Recorded data
-=-=-

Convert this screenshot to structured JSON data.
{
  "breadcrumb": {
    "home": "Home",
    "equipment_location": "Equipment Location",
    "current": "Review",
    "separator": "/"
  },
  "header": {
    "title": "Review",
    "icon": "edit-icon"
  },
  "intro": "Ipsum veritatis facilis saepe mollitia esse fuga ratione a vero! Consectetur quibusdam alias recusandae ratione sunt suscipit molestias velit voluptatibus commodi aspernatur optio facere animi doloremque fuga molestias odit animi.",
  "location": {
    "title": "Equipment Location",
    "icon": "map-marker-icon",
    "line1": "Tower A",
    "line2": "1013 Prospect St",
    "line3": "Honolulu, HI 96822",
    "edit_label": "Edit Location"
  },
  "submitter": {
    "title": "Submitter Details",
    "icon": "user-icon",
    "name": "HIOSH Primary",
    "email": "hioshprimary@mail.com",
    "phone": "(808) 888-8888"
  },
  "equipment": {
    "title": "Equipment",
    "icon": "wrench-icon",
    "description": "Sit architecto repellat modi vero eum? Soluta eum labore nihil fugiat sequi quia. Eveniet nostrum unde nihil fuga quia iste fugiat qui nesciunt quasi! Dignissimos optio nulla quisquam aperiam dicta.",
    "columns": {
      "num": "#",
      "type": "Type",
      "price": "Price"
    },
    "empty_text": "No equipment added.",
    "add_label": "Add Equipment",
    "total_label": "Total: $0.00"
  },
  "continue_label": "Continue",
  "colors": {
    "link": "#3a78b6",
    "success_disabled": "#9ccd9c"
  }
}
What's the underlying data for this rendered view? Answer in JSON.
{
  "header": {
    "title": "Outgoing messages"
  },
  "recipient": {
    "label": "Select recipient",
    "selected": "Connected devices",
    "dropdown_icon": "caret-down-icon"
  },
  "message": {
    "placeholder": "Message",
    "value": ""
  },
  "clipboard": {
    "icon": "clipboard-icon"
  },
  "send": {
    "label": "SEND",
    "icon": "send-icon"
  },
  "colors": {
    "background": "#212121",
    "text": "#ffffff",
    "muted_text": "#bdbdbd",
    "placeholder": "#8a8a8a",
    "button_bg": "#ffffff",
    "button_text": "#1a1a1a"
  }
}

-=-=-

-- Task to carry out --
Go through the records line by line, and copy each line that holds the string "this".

-- Answer area --
Convert this screenshot to structured JSON data.
What's the underlying data for this rendered view? Answer in JSON.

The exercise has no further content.